Building a brand means defining a vision and a goal for your company that sets you apart from the competition. This will be how the public sees your tattoo shop and how they remember you. You need to create a logo for the shop and begin to invest in marketing.
A successful marketing campaign turns an audience into paying clients, so you need to consider how you are going to distribute your content and gain attention. This should begin 30 to 60 days before your shop even opens, so you have interest on the first day. Social media marketing may be the best way to reach your demographic, so consider connecting through relevant hashtags and location points.
You can share event information, artist portfolio work, or examples of work done on clients to gain traction. And the most amazing way to build your brand identity is through testimonials and clients recommending others to your shop. The best way to encourage this is to work on relationship building skills and demonstrate kindness to every customer in your shop, even those who do not build up the nerve to get tattooed.
You must also take the time to build your shop website, as a business website shows the legitimacy and professionalism of your tattoo shop. Beyond social media pages, you need a dedicated web address for your business. It may be valuable to invest in a developer at the beginning, so you can create a page that is relevant for a long while.
Step Six: Buying for the Shop
Now is when you can pull out the checkbook and start to furnish and decorate your shop, as well as purchase equipment for it. You will need a designated waiting area, a receptionist’s space, massage tables and artist chairs for each artist space, as well as art and decoration for the walls. You may also need display cases and shelving for materials or items you sell or store in the shop.
In addition, you will need to be fully stocked with all the equipment your artists will need. Even if your artists bring their own tools and ink, you will need some on hand in case of emergencies. Shops usually supply needles, cling wrap, paper towels, gloves, spray bottles, and sanitation products.
Step Seven: Hire Qualified Staff
Whether you rent your chairs or hire your artists and pay them a salary, you need qualified tattooists representing your business.
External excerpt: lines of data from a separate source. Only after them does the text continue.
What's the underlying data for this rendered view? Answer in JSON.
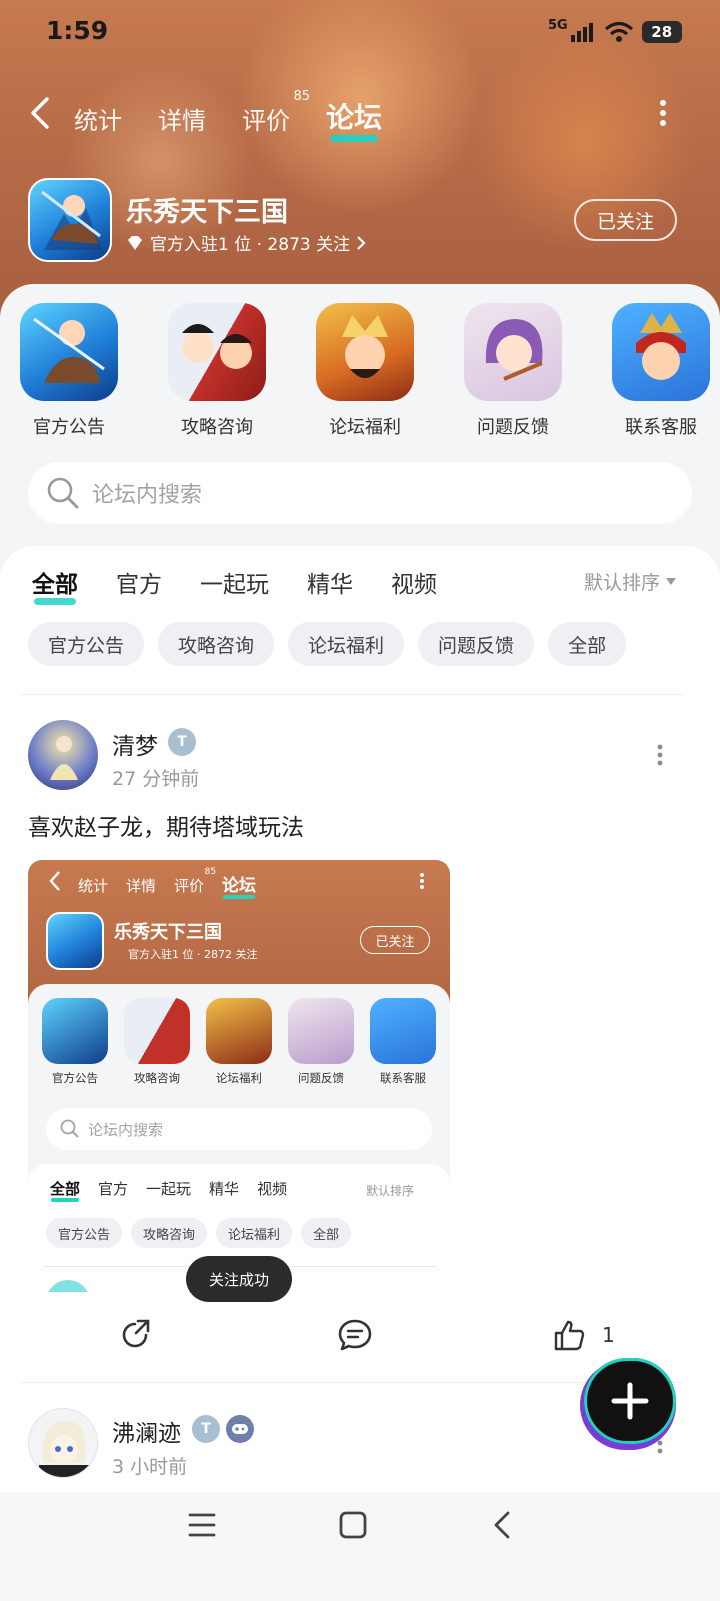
{
  "status_bar": {
    "time": "1:59",
    "network": "5G",
    "battery": "28",
    "icons": [
      "signal-icon",
      "wifi-icon",
      "battery-icon"
    ]
  },
  "top_tabs": {
    "items": [
      {
        "label": "统计"
      },
      {
        "label": "详情"
      },
      {
        "label": "评价",
        "badge": "85"
      },
      {
        "label": "论坛"
      }
    ],
    "active": "论坛"
  },
  "app_header": {
    "name": "乐秀天下三国",
    "meta": "官方入驻1 位 · 2873 关注",
    "follow_button": "已关注"
  },
  "categories": [
    {
      "label": "官方公告"
    },
    {
      "label": "攻略咨询"
    },
    {
      "label": "论坛福利"
    },
    {
      "label": "问题反馈"
    },
    {
      "label": "联系客服"
    }
  ],
  "search": {
    "placeholder": "论坛内搜索"
  },
  "feed_tabs": {
    "items": [
      "全部",
      "官方",
      "一起玩",
      "精华",
      "视频"
    ],
    "active": "全部",
    "sort": "默认排序"
  },
  "chips": [
    "官方公告",
    "攻略咨询",
    "论坛福利",
    "问题反馈",
    "全部"
  ],
  "post": {
    "author": "清梦",
    "time": "27 分钟前",
    "text": "喜欢赵子龙，期待塔域玩法",
    "screenshot": {
      "tabs": [
        "统计",
        "详情",
        "评价",
        "论坛"
      ],
      "badge": "85",
      "app_name": "乐秀天下三国",
      "meta": "官方入驻1 位 · 2872 关注",
      "follow": "已关注",
      "categories": [
        "官方公告",
        "攻略咨询",
        "论坛福利",
        "问题反馈",
        "联系客服"
      ],
      "search_placeholder": "论坛内搜索",
      "feed_tabs": [
        "全部",
        "官方",
        "一起玩",
        "精华",
        "视频"
      ],
      "sort": "默认排序",
      "chips": [
        "官方公告",
        "攻略咨询",
        "论坛福利",
        "全部"
      ],
      "toast": "关注成功"
    },
    "like_count": "1"
  },
  "post2": {
    "author": "沸澜迹",
    "time": "3 小时前"
  },
  "colors": {
    "accent": "#22d1c2",
    "header_bg": "#b76c48",
    "chip_bg": "#eef0f3"
  }
}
You will also need a receptionist who is able to manage administrative tasks, and may also require a cleaner for the shop after hours.
You should take the time to fully evaluate any potential artists you intend to bring on board, because they could make or break your business right from the start.
Step Eight: Open Your New Tattoo Shop
There is nothing more exciting than investing the time and energy into creating a tattoo shop from the ground up and then being able to celebrate that “opening day”. Use your marketing to hype up the event, and perhaps offer opening day specials to clients. While everything may not be perfect from day one, you will continuously learn from having your own shop and can adjust strategies or expenses as you go along.
Many tattoo shops make very little profit in their first year due to the wide array of expenses, but see continual growth as they maintain client satisfaction and commitment to their business.
Our Final Thoughts
Breaking into the tattooing industry definitely comes with its own challenges, and opening up a shop is a process that is not meant to be rushed or an idea that should be taken lightly. It may benefit to have a mentor on hand, or to open up a shop with an experienced professional who knows the business.